A day in the life Of...
Read on

The Advocate's Gateway launches new toolkit

Date:17 NOV 2014
Third slide
The Advocate's Gateway have announced the launch of the Vulnerable Witnesses and Parties in The Family Courts Toolkit.

The toolkit states:
  • In the family justice system there is no definition of a ‘vulnerable witness’ or a ‘vulnerable party’; however, a significant proportion of parties and witnesses are likely to be vulnerable such that they will need assistance to give their best evidence.
  • Vulnerability should be identified at the earliest possible stage and information-sharing is key to achieving this.
  • Courts must take reasonable steps to ensure the effective participation of vulnerable parties and witnesses. A ground rules hearing (GRH) must take place if a vulnerable witness is due to give evidence.
  • Family judges should consider ‘additional measures’ and other reasonable adjustments throughout proceedings.
  • Special consideration should be given to managing and funding cases with interpreters or intermediaries.
The toolkit contains information about vulnerable witnesses in the family and is primarily intended for use by advocates as well as solicitors, social workers, guardians, the Children and Family Court Advisory Service (Cafcass) officers and judges.

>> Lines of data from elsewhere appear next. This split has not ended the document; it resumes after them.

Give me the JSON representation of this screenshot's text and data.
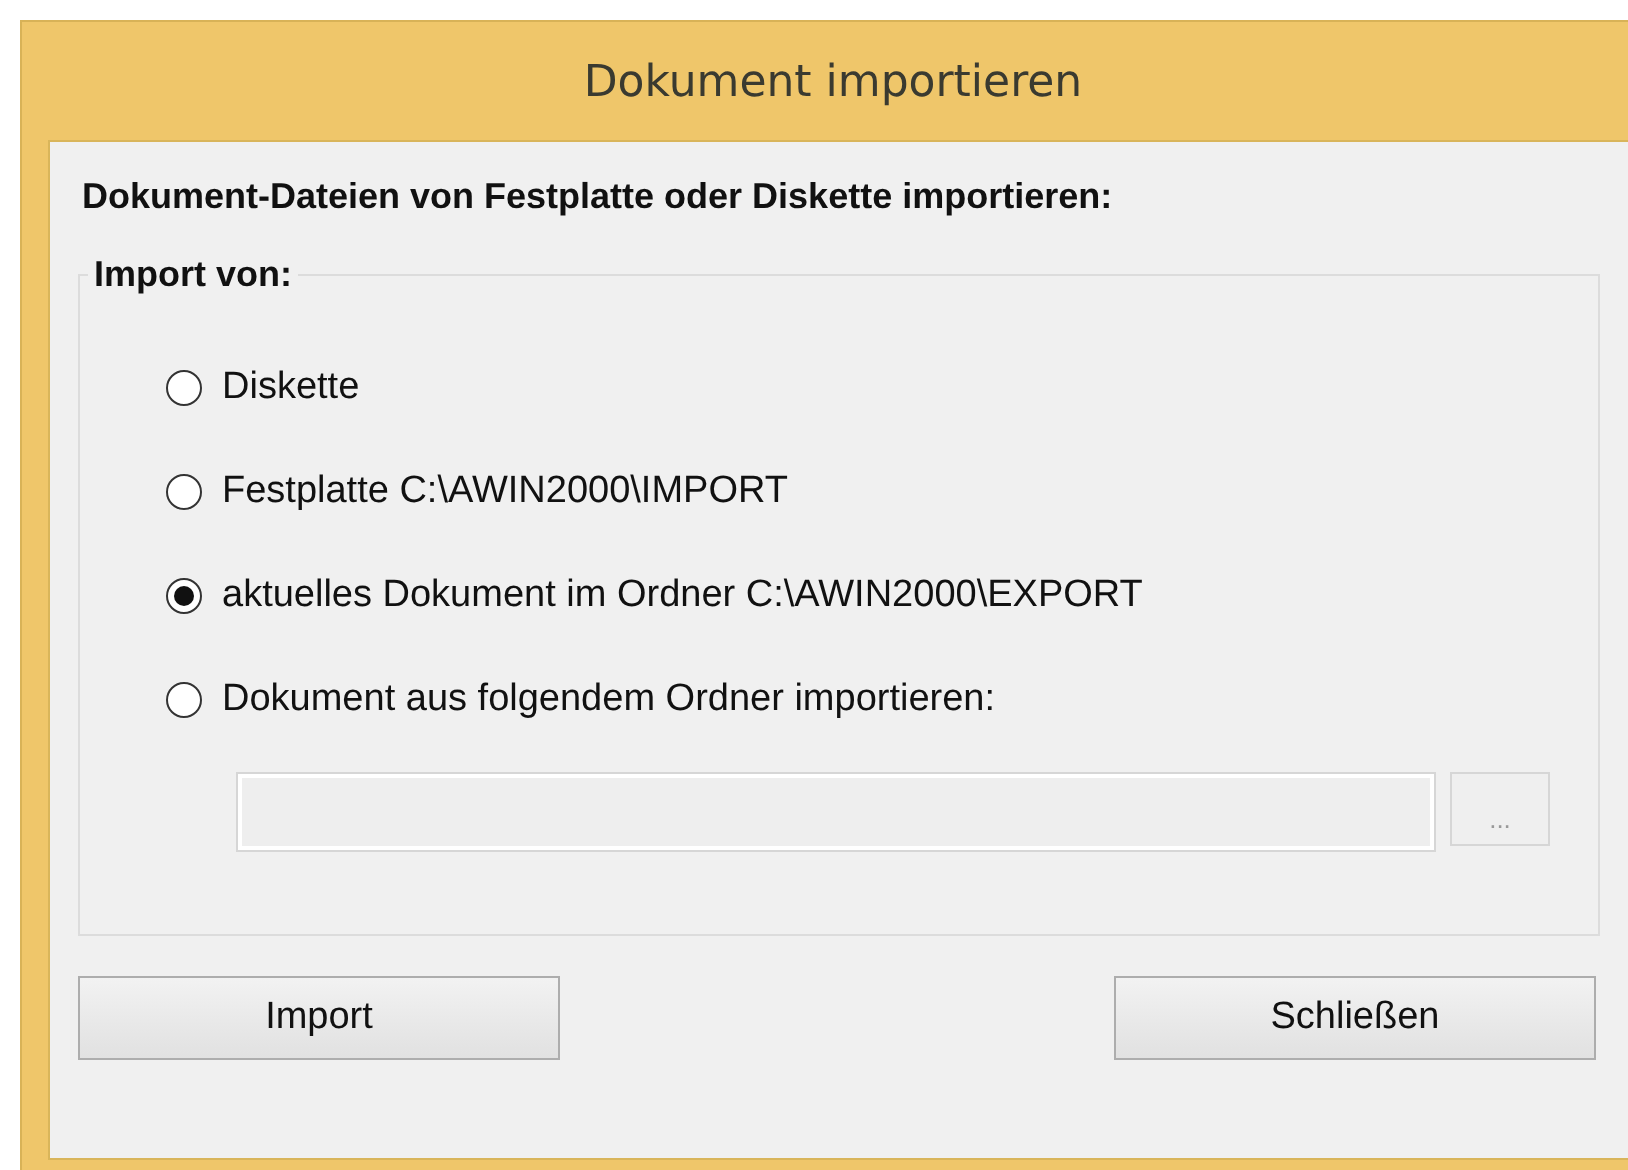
{
  "window": {
    "title": "Dokument importieren"
  },
  "heading": "Dokument-Dateien von Festplatte oder Diskette importieren:",
  "group": {
    "legend": "Import von:",
    "options": [
      {
        "label": "Diskette",
        "selected": false
      },
      {
        "label": "Festplatte C:\\AWIN2000\\IMPORT",
        "selected": false
      },
      {
        "label": "aktuelles Dokument im Ordner C:\\AWIN2000\\EXPORT",
        "selected": true
      },
      {
        "label": "Dokument aus folgendem Ordner importieren:",
        "selected": false
      }
    ],
    "folder_field": {
      "disabled": true
    },
    "browse_button": "..."
  },
  "buttons": [
    "Import",
    "Schließen"
  ]
}
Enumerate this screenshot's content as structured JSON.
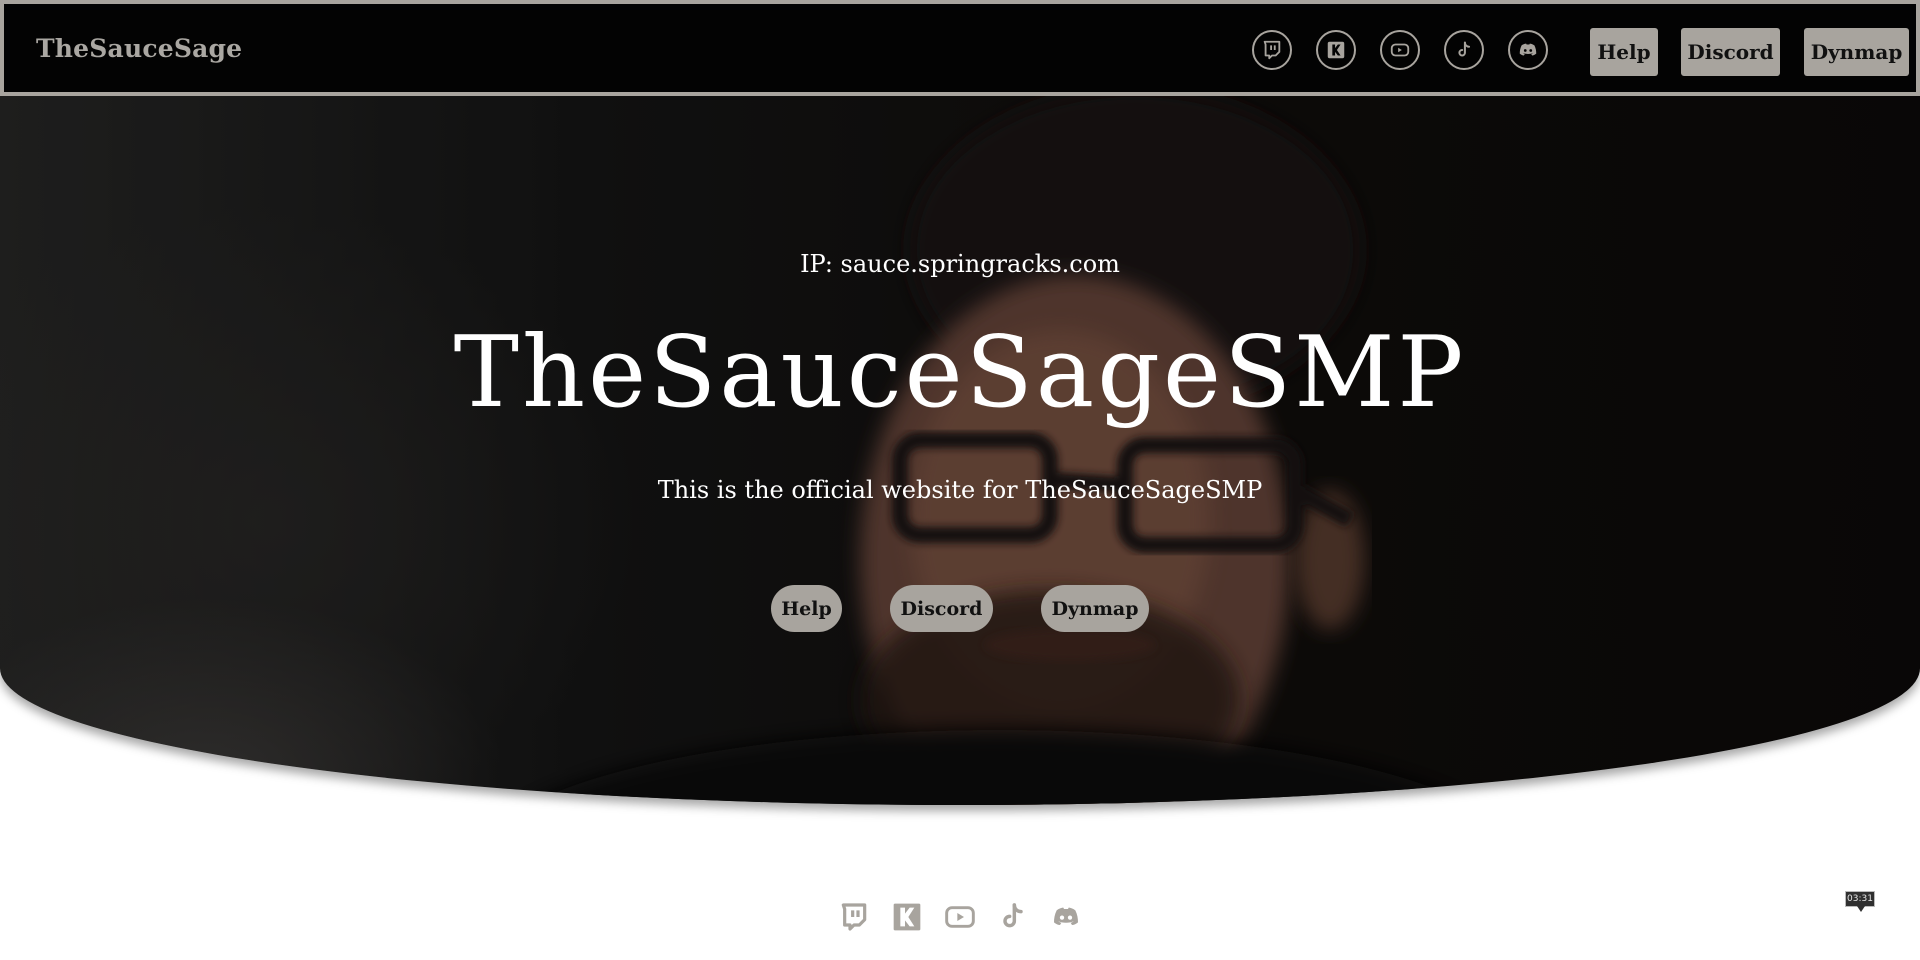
{
  "navbar": {
    "brand": "TheSauceSage",
    "social_icons": [
      "twitch-icon",
      "kick-icon",
      "youtube-icon",
      "tiktok-icon",
      "discord-icon"
    ],
    "buttons": {
      "help": "Help",
      "discord": "Discord",
      "dynmap": "Dynmap"
    }
  },
  "hero": {
    "ip": "IP: sauce.springracks.com",
    "title": "TheSauceSageSMP",
    "subtitle": "This is the official website for TheSauceSageSMP",
    "buttons": {
      "help": "Help",
      "discord": "Discord",
      "dynmap": "Dynmap"
    }
  },
  "footer": {
    "social_icons": [
      "twitch-icon",
      "kick-icon",
      "youtube-icon",
      "tiktok-icon",
      "discord-icon"
    ]
  },
  "clock": {
    "time": "03:31"
  },
  "colors": {
    "nav_background": "#030303",
    "accent_gray": "#a8a49e",
    "brand_text": "#aaa7a2",
    "hero_text": "#ffffff"
  }
}
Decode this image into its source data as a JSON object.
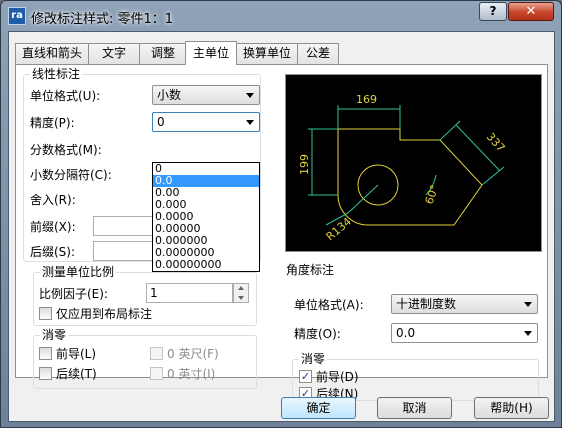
{
  "window": {
    "title": "修改标注样式: 零件1：1",
    "app_icon_text": "ra",
    "help_label": "?",
    "close_label": "✕"
  },
  "tabs": [
    {
      "label": "直线和箭头"
    },
    {
      "label": "文字"
    },
    {
      "label": "调整"
    },
    {
      "label": "主单位"
    },
    {
      "label": "换算单位"
    },
    {
      "label": "公差"
    }
  ],
  "linear": {
    "title": "线性标注",
    "unit_format_label": "单位格式(U):",
    "unit_format_value": "小数",
    "precision_label": "精度(P):",
    "precision_value": "0",
    "fraction_label": "分数格式(M):",
    "decimal_sep_label": "小数分隔符(C):",
    "round_label": "舍入(R):",
    "prefix_label": "前缀(X):",
    "suffix_label": "后缀(S):",
    "precision_options": [
      "0",
      "0.0",
      "0.00",
      "0.000",
      "0.0000",
      "0.00000",
      "0.000000",
      "0.0000000",
      "0.00000000"
    ],
    "precision_selected_index": 1
  },
  "scale": {
    "title": "测量单位比例",
    "factor_label": "比例因子(E):",
    "factor_value": "1",
    "layout_only_label": "仅应用到布局标注"
  },
  "zero_left": {
    "title": "消零",
    "leading_label": "前导(L)",
    "trailing_label": "后续(T)",
    "feet_label": "0 英尺(F)",
    "inches_label": "0 英寸(I)"
  },
  "preview": {
    "dim_top": "169",
    "dim_left": "199",
    "dim_right": "337",
    "angle": "60°",
    "radius": "R134",
    "line_color": "#e2d23c",
    "dim_color": "#2fc49a"
  },
  "angular": {
    "title": "角度标注",
    "unit_format_label": "单位格式(A):",
    "unit_format_value": "十进制度数",
    "precision_label": "精度(O):",
    "precision_value": "0.0"
  },
  "zero_right": {
    "title": "消零",
    "leading_label": "前导(D)",
    "leading_checked": true,
    "trailing_label": "后续(N)",
    "trailing_checked": true
  },
  "buttons": {
    "ok": "确定",
    "cancel": "取消",
    "help": "帮助(H)"
  }
}
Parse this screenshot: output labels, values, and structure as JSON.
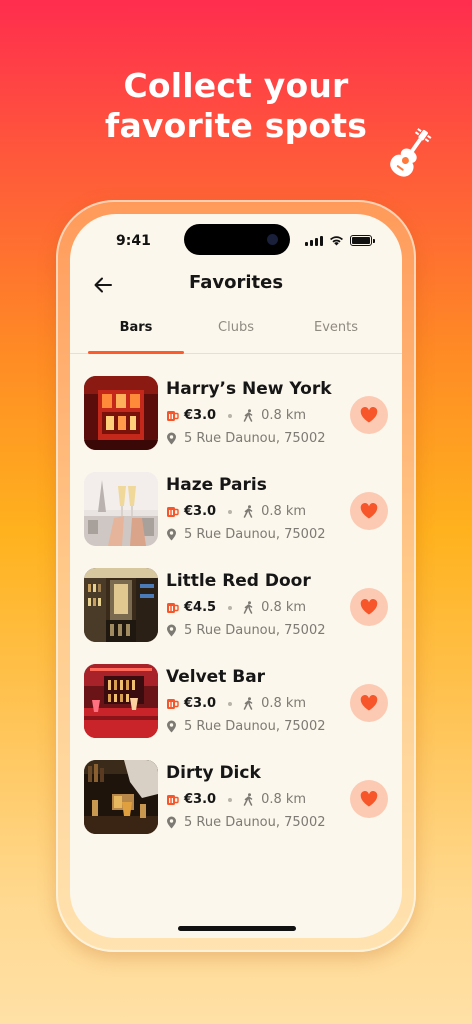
{
  "headline": {
    "line1": "Collect your",
    "line2": "favorite spots"
  },
  "status_bar": {
    "time": "9:41"
  },
  "nav": {
    "title": "Favorites"
  },
  "tabs": [
    {
      "label": "Bars",
      "active": true
    },
    {
      "label": "Clubs",
      "active": false
    },
    {
      "label": "Events",
      "active": false
    }
  ],
  "favorites": [
    {
      "name": "Harry’s New York",
      "price": "€3.0",
      "distance": "0.8 km",
      "address": "5 Rue Daunou, 75002"
    },
    {
      "name": "Haze Paris",
      "price": "€3.0",
      "distance": "0.8 km",
      "address": "5 Rue Daunou, 75002"
    },
    {
      "name": "Little Red Door",
      "price": "€4.5",
      "distance": "0.8 km",
      "address": "5 Rue Daunou, 75002"
    },
    {
      "name": "Velvet Bar",
      "price": "€3.0",
      "distance": "0.8 km",
      "address": "5 Rue Daunou, 75002"
    },
    {
      "name": "Dirty Dick",
      "price": "€3.0",
      "distance": "0.8 km",
      "address": "5 Rue Daunou, 75002"
    }
  ],
  "icons": {
    "decoration": "guitar-icon",
    "back": "arrow-left-icon",
    "price": "beer-mug-icon",
    "distance": "walking-person-icon",
    "address": "map-pin-icon",
    "favorite": "heart-icon"
  },
  "colors": {
    "accent": "#ff5a2c",
    "heart": "#f7562a",
    "heart_bg": "#fccab3",
    "screen_bg": "#fcf7ec"
  }
}
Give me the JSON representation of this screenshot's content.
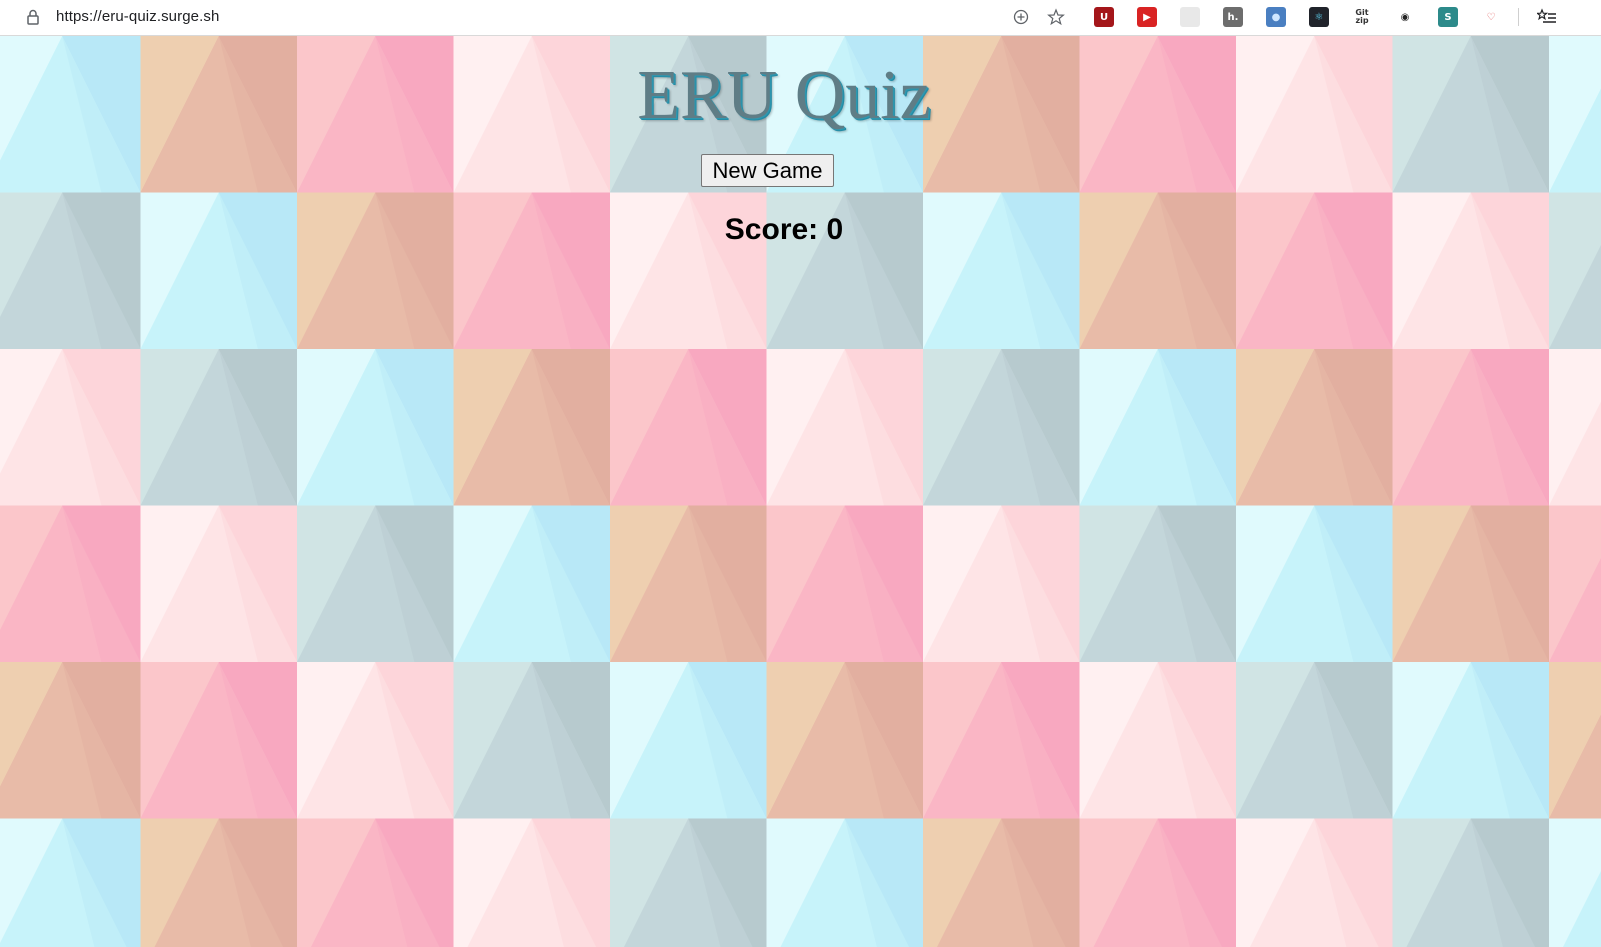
{
  "browser": {
    "url": "https://eru-quiz.surge.sh",
    "icons": [
      "lock-icon",
      "add-to-home-icon",
      "bookmark-star-icon"
    ],
    "extensions": [
      {
        "name": "ublock-extension-icon",
        "glyph": "U",
        "color": "#a4161a",
        "fg": "#ffffff"
      },
      {
        "name": "youtube-extension-icon",
        "glyph": "▶",
        "color": "#d92323",
        "fg": "#ffffff"
      },
      {
        "name": "document-extension-icon",
        "glyph": "",
        "color": "#e8e8e8",
        "fg": "#666666"
      },
      {
        "name": "h-extension-icon",
        "glyph": "h.",
        "color": "#6d6d6d",
        "fg": "#ffffff"
      },
      {
        "name": "ie-tab-extension-icon",
        "glyph": "●",
        "color": "#4a7fc1",
        "fg": "#cfe6ff"
      },
      {
        "name": "react-devtools-icon",
        "glyph": "⚛",
        "color": "#20232a",
        "fg": "#61dafb"
      },
      {
        "name": "gitzip-extension-icon",
        "glyph": "Git zip",
        "color": "#ffffff",
        "fg": "#333333"
      },
      {
        "name": "chrome-circle-extension-icon",
        "glyph": "◉",
        "color": "#ffffff",
        "fg": "#222222"
      },
      {
        "name": "s-extension-icon",
        "glyph": "S",
        "color": "#2c8a8a",
        "fg": "#ffffff"
      },
      {
        "name": "red-outline-extension-icon",
        "glyph": "♡",
        "color": "#ffffff",
        "fg": "#e06060"
      }
    ],
    "reading_list_icon": "reading-list-icon"
  },
  "page": {
    "title": "ERU Quiz",
    "new_game_label": "New Game",
    "score_label": "Score:",
    "score_value": "0"
  },
  "background": {
    "palettes": {
      "blue": [
        "#e0fafd",
        "#c7f3fa",
        "#b8e8f7"
      ],
      "peach": [
        "#eecfb0",
        "#e8bba8",
        "#e2afa0"
      ],
      "pink": [
        "#fbc6ca",
        "#fab6c5",
        "#f8a8c0"
      ],
      "lightpink": [
        "#fff0f1",
        "#fee4e6",
        "#fdd5da"
      ],
      "gray": [
        "#d0e4e4",
        "#c3d6da",
        "#b7cace"
      ]
    },
    "row_patterns": [
      [
        "blue",
        "peach",
        "pink",
        "lightpink",
        "gray"
      ],
      [
        "gray",
        "blue",
        "peach",
        "pink",
        "lightpink"
      ],
      [
        "lightpink",
        "gray",
        "blue",
        "peach",
        "pink"
      ],
      [
        "pink",
        "lightpink",
        "gray",
        "blue",
        "peach"
      ],
      [
        "peach",
        "pink",
        "lightpink",
        "gray",
        "blue"
      ]
    ]
  }
}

The toolkits were developed in response to a recommendation of the Advocacy Training Council report, Raising the Bar: the handling of vulnerable witnesses, victims and defendants in court (2011) that 'all advocates be issued with "toolkits" setting out common problems encountered when examining vulnerable witnesses and defendants, together with suggested solutions...'.

The toolkits provide advocates with general good practice guidance when preparing for trial in cases involving a witness or a defendant with communication needs. Information should always be sought from the individual witness or defendant or their family / support worker / teachers etc about their specific communication abilities and needs. Consideration should also be given to the use of an intermediary.

‘Advocates should not take it upon themselves to decide what the communications needs are of any of their potentially vulnerable witnesses’ (Special Measures Guidance from the Bar Council). Where appropriate, consideration should be given to an assessment by an intermediary.

Each toolkit contains the following statement:

‘Questioning that contravenes principles for obtaining accurate information from a witness by exploiting his or her developmental limitations is not conducive to a fair trial and would contravene the Codes of Conduct.'
The toolkits also contain links to source material (checked as of January 2013). Toolkits 3 to 8 contain examples from trial transcript questions, with suggestions about how they might be improved; highlighted examples of good practice and poor practice; and lists of references, contributors and reviewers.

If you intend to use The Advocate’s Gateway materials or toolkits for anything other than personal, non-commercial use to assist with communication, permission must be obtained in advance from the authors.

Development of Toolkits 6, 7 and 8 was funded by the Nuffield Foundation.

The toolkits are available to download from the Advocate's Gateway website.
DIY Divorce and Separation
DIY Divorce and Separation
If you are looking to represent yourself in court...